> [WHAT IS EXPECTED]
Look through the listing below for the word "Performance" and copy every line where it occurs.

> [INPUT RECORDS]

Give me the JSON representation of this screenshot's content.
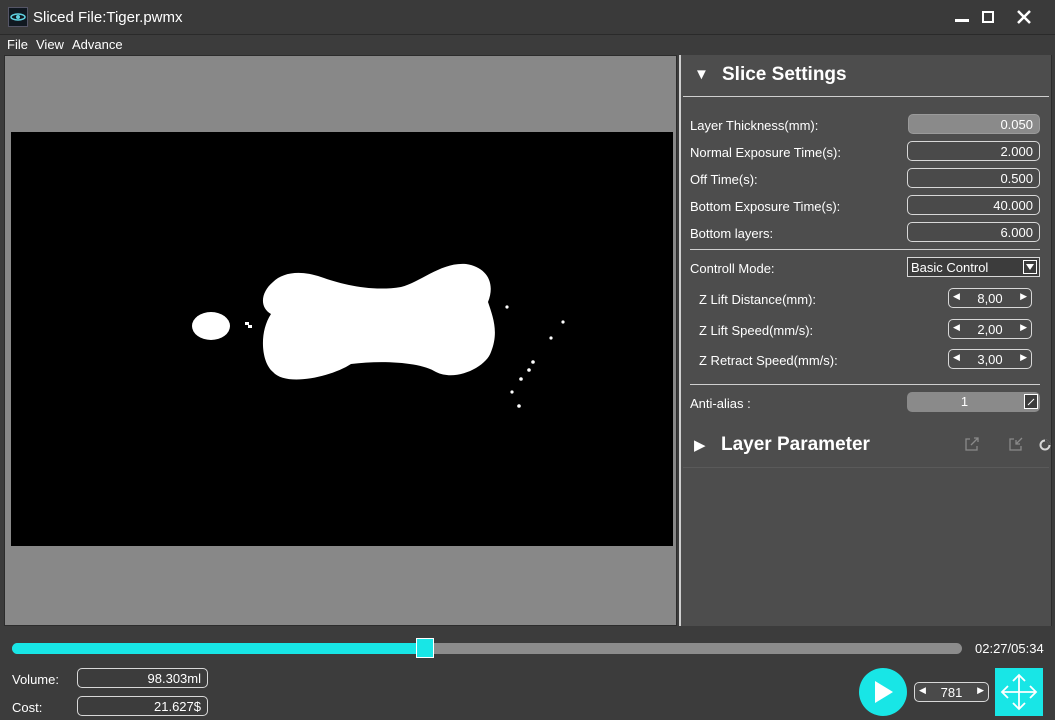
{
  "window": {
    "title": "Sliced File:Tiger.pwmx",
    "app_icon": "photon-logo-icon"
  },
  "menu": [
    "File",
    "View",
    "Advance"
  ],
  "slice_settings": {
    "title": "Slice Settings",
    "layer_thickness": {
      "label": "Layer Thickness(mm):",
      "value": "0.050"
    },
    "normal_exposure": {
      "label": "Normal Exposure Time(s):",
      "value": "2.000"
    },
    "off_time": {
      "label": "Off Time(s):",
      "value": "0.500"
    },
    "bottom_exposure": {
      "label": "Bottom Exposure Time(s):",
      "value": "40.000"
    },
    "bottom_layers": {
      "label": "Bottom layers:",
      "value": "6.000"
    },
    "control_mode": {
      "label": "Controll Mode:",
      "value": "Basic Control"
    },
    "z_lift_distance": {
      "label": "Z Lift Distance(mm):",
      "value": "8,00"
    },
    "z_lift_speed": {
      "label": "Z Lift Speed(mm/s):",
      "value": "2,00"
    },
    "z_retract_speed": {
      "label": "Z Retract Speed(mm/s):",
      "value": "3,00"
    },
    "anti_alias": {
      "label": "Anti-alias :",
      "value": "1"
    }
  },
  "layer_parameter": {
    "title": "Layer Parameter"
  },
  "playback": {
    "progress": 0.435,
    "time": "02:27/05:34",
    "layer": "781",
    "volume": {
      "label": "Volume:",
      "value": "98.303ml"
    },
    "cost": {
      "label": "Cost:",
      "value": "21.627$"
    }
  },
  "colors": {
    "accent": "#18e6e6",
    "panel": "#4d4d4d",
    "background": "#3c3c3c",
    "viewport": "#888888"
  }
}
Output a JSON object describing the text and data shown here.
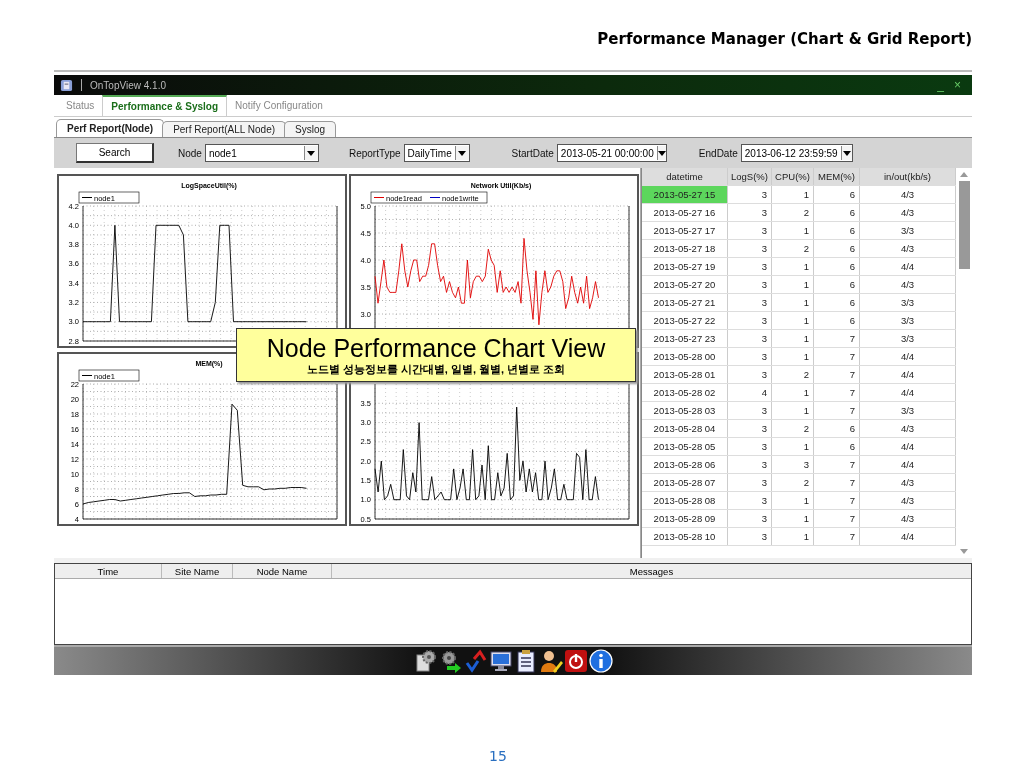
{
  "slide": {
    "title": "Performance Manager (Chart & Grid Report)",
    "page_number": "15"
  },
  "window": {
    "title": "OnTopView 4.1.0",
    "minimize": "_",
    "close": "×"
  },
  "tabs": [
    {
      "label": "Status",
      "selected": false
    },
    {
      "label": "Performance & Syslog",
      "selected": true
    },
    {
      "label": "Notify Configuration",
      "selected": false
    }
  ],
  "sub_tabs": [
    {
      "label": "Perf Report(Node)",
      "selected": true
    },
    {
      "label": "Perf Report(ALL Node)",
      "selected": false
    },
    {
      "label": "Syslog",
      "selected": false
    }
  ],
  "toolbar": {
    "search_button": "Search",
    "fields": [
      {
        "label": "Node",
        "value": "node1"
      },
      {
        "label": "ReportType",
        "value": "DailyTime"
      },
      {
        "label": "StartDate",
        "value": "2013-05-21 00:00:00"
      },
      {
        "label": "EndDate",
        "value": "2013-06-12 23:59:59"
      }
    ]
  },
  "charts": [
    {
      "chart_data": {
        "type": "line",
        "title": "LogSpaceUtil(%)",
        "grid": true,
        "ylim": [
          2.8,
          4.2
        ],
        "yticks": [
          {
            "value": 2.8,
            "label": "2.8"
          },
          {
            "value": 3.0,
            "label": "3.0"
          },
          {
            "value": 3.2,
            "label": "3.2"
          },
          {
            "value": 3.4,
            "label": "3.4"
          },
          {
            "value": 3.6,
            "label": "3.6"
          },
          {
            "value": 3.8,
            "label": "3.8"
          },
          {
            "value": 4.0,
            "label": "4.0"
          },
          {
            "value": 4.2,
            "label": "4.2"
          }
        ],
        "series": [
          {
            "name": "node1",
            "color": "#000000",
            "values": [
              3,
              3,
              3,
              3,
              3,
              3,
              3,
              4,
              3,
              3,
              3,
              3,
              3,
              3,
              3,
              3,
              4,
              4,
              4,
              4,
              4,
              4,
              3.9,
              3,
              3,
              3,
              3,
              3,
              3,
              3.2,
              4,
              4,
              4,
              3,
              3,
              3,
              3,
              3,
              3,
              3,
              3,
              3,
              3,
              3,
              3,
              3,
              3,
              3,
              3,
              3
            ]
          }
        ]
      }
    },
    {
      "chart_data": {
        "type": "line",
        "title": "Network Util(Kb/s)",
        "grid": true,
        "ylim": [
          2.5,
          5.0
        ],
        "yticks": [
          {
            "value": 3.0,
            "label": "3.0"
          },
          {
            "value": 3.5,
            "label": "3.5"
          },
          {
            "value": 4.0,
            "label": "4.0"
          },
          {
            "value": 4.5,
            "label": "4.5"
          },
          {
            "value": 5.0,
            "label": "5.0"
          }
        ],
        "series": [
          {
            "name": "node1read",
            "color": "#e00000",
            "values": [
              3.7,
              3.2,
              3.6,
              4.0,
              3.5,
              3.4,
              3.4,
              3.4,
              3.8,
              4.3,
              3.8,
              3.5,
              3.8,
              4.0,
              4.0,
              3.6,
              3.7,
              3.7,
              3.9,
              4.3,
              4.3,
              3.9,
              3.6,
              3.7,
              3.4,
              3.6,
              3.4,
              3.3,
              3.5,
              3.2,
              3.2,
              4.0,
              3.3,
              3.6,
              3.7,
              3.7,
              3.6,
              3.7,
              4.2,
              4.0,
              3.9,
              3.4,
              3.8,
              3.4,
              3.5,
              3.4,
              3.5,
              3.4,
              3.6,
              3.2,
              4.4,
              3.8,
              3.4,
              2.9,
              3.8,
              2.8,
              3.4,
              3.8,
              3.4,
              3.5,
              3.7,
              3.8,
              3.8,
              3.6,
              3.1,
              3.3,
              3.7,
              3.4,
              3.2,
              3.5,
              3.2,
              3.7,
              3.1,
              3.3,
              3.6,
              3.3
            ]
          },
          {
            "name": "node1write",
            "color": "#0000c0",
            "values": [
              null
            ]
          }
        ]
      }
    },
    {
      "chart_data": {
        "type": "line",
        "title": "MEM(%)",
        "grid": true,
        "ylim": [
          4,
          22
        ],
        "yticks": [
          {
            "value": 4,
            "label": "4"
          },
          {
            "value": 6,
            "label": "6"
          },
          {
            "value": 8,
            "label": "8"
          },
          {
            "value": 10,
            "label": "10"
          },
          {
            "value": 12,
            "label": "12"
          },
          {
            "value": 14,
            "label": "14"
          },
          {
            "value": 16,
            "label": "16"
          },
          {
            "value": 18,
            "label": "18"
          },
          {
            "value": 20,
            "label": "20"
          },
          {
            "value": 22,
            "label": "22"
          }
        ],
        "series": [
          {
            "name": "node1",
            "color": "#000000",
            "values": [
              6.0,
              6.2,
              6.3,
              6.4,
              6.5,
              6.6,
              6.6,
              6.4,
              6.5,
              6.6,
              6.7,
              6.8,
              6.9,
              7.0,
              7.1,
              7.2,
              7.3,
              7.4,
              7.4,
              7.5,
              7.5,
              7.0,
              7.1,
              7.1,
              7.2,
              7.2,
              7.3,
              7.3,
              19.3,
              18.5,
              8.5,
              8.3,
              8.3,
              8.3,
              7.9,
              8.0,
              8.0,
              8.1,
              8.1,
              8.2,
              8.2,
              8.2,
              8.1
            ]
          }
        ]
      }
    },
    {
      "chart_data": {
        "type": "line",
        "grid": true,
        "ylim": [
          0.5,
          4.0
        ],
        "yticks": [
          {
            "value": 0.5,
            "label": "0.5"
          },
          {
            "value": 1.0,
            "label": "1.0"
          },
          {
            "value": 1.5,
            "label": "1.5"
          },
          {
            "value": 2.0,
            "label": "2.0"
          },
          {
            "value": 2.5,
            "label": "2.5"
          },
          {
            "value": 3.0,
            "label": "3.0"
          },
          {
            "value": 3.5,
            "label": "3.5"
          }
        ],
        "series": [
          {
            "color": "#000000",
            "values": [
              1.8,
              1.2,
              2.0,
              1.0,
              1.1,
              1.4,
              1.0,
              1.0,
              1.0,
              2.3,
              1.1,
              1.0,
              1.7,
              1.2,
              3.0,
              1.0,
              1.0,
              1.0,
              1.6,
              1.0,
              1.1,
              1.2,
              1.0,
              1.0,
              1.0,
              1.8,
              1.0,
              1.3,
              1.8,
              1.0,
              1.0,
              2.3,
              1.0,
              1.1,
              1.9,
              1.0,
              2.4,
              1.0,
              1.0,
              1.7,
              1.1,
              1.3,
              2.2,
              1.0,
              1.1,
              3.4,
              1.5,
              2.0,
              1.2,
              1.8,
              1.2,
              1.7,
              1.0,
              1.0,
              2.0,
              1.0,
              1.3,
              1.8,
              1.0,
              1.0,
              1.4,
              1.0,
              1.0,
              1.0,
              2.2,
              2.1,
              1.0,
              2.3,
              1.0,
              1.0,
              1.6,
              1.0
            ]
          }
        ]
      }
    }
  ],
  "callout": {
    "title": "Node Performance Chart View",
    "subtitle": "노드별 성능정보를 시간대별, 일별, 월별, 년별로 조회"
  },
  "grid": {
    "columns": [
      "datetime",
      "LogS(%)",
      "CPU(%)",
      "MEM(%)",
      "in/out(kb/s)"
    ],
    "rows": [
      {
        "selected": true,
        "cells": [
          "2013-05-27 15",
          "3",
          "1",
          "6",
          "4/3"
        ]
      },
      {
        "selected": false,
        "cells": [
          "2013-05-27 16",
          "3",
          "2",
          "6",
          "4/3"
        ]
      },
      {
        "selected": false,
        "cells": [
          "2013-05-27 17",
          "3",
          "1",
          "6",
          "3/3"
        ]
      },
      {
        "selected": false,
        "cells": [
          "2013-05-27 18",
          "3",
          "2",
          "6",
          "4/3"
        ]
      },
      {
        "selected": false,
        "cells": [
          "2013-05-27 19",
          "3",
          "1",
          "6",
          "4/4"
        ]
      },
      {
        "selected": false,
        "cells": [
          "2013-05-27 20",
          "3",
          "1",
          "6",
          "4/3"
        ]
      },
      {
        "selected": false,
        "cells": [
          "2013-05-27 21",
          "3",
          "1",
          "6",
          "3/3"
        ]
      },
      {
        "selected": false,
        "cells": [
          "2013-05-27 22",
          "3",
          "1",
          "6",
          "3/3"
        ]
      },
      {
        "selected": false,
        "cells": [
          "2013-05-27 23",
          "3",
          "1",
          "7",
          "3/3"
        ]
      },
      {
        "selected": false,
        "cells": [
          "2013-05-28 00",
          "3",
          "1",
          "7",
          "4/4"
        ]
      },
      {
        "selected": false,
        "cells": [
          "2013-05-28 01",
          "3",
          "2",
          "7",
          "4/4"
        ]
      },
      {
        "selected": false,
        "cells": [
          "2013-05-28 02",
          "4",
          "1",
          "7",
          "4/4"
        ]
      },
      {
        "selected": false,
        "cells": [
          "2013-05-28 03",
          "3",
          "1",
          "7",
          "3/3"
        ]
      },
      {
        "selected": false,
        "cells": [
          "2013-05-28 04",
          "3",
          "2",
          "6",
          "4/3"
        ]
      },
      {
        "selected": false,
        "cells": [
          "2013-05-28 05",
          "3",
          "1",
          "6",
          "4/4"
        ]
      },
      {
        "selected": false,
        "cells": [
          "2013-05-28 06",
          "3",
          "3",
          "7",
          "4/4"
        ]
      },
      {
        "selected": false,
        "cells": [
          "2013-05-28 07",
          "3",
          "2",
          "7",
          "4/3"
        ]
      },
      {
        "selected": false,
        "cells": [
          "2013-05-28 08",
          "3",
          "1",
          "7",
          "4/3"
        ]
      },
      {
        "selected": false,
        "cells": [
          "2013-05-28 09",
          "3",
          "1",
          "7",
          "4/3"
        ]
      },
      {
        "selected": false,
        "cells": [
          "2013-05-28 10",
          "3",
          "1",
          "7",
          "4/4"
        ]
      }
    ]
  },
  "log_table": {
    "columns": [
      "Time",
      "Site Name",
      "Node Name",
      "Messages"
    ]
  }
}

> [EXERCISE RESULT]
    "title": "Performance Manager (Chart & Grid Report)",
      "label": "Performance & Syslog",
    "title": "Node Performance Chart View",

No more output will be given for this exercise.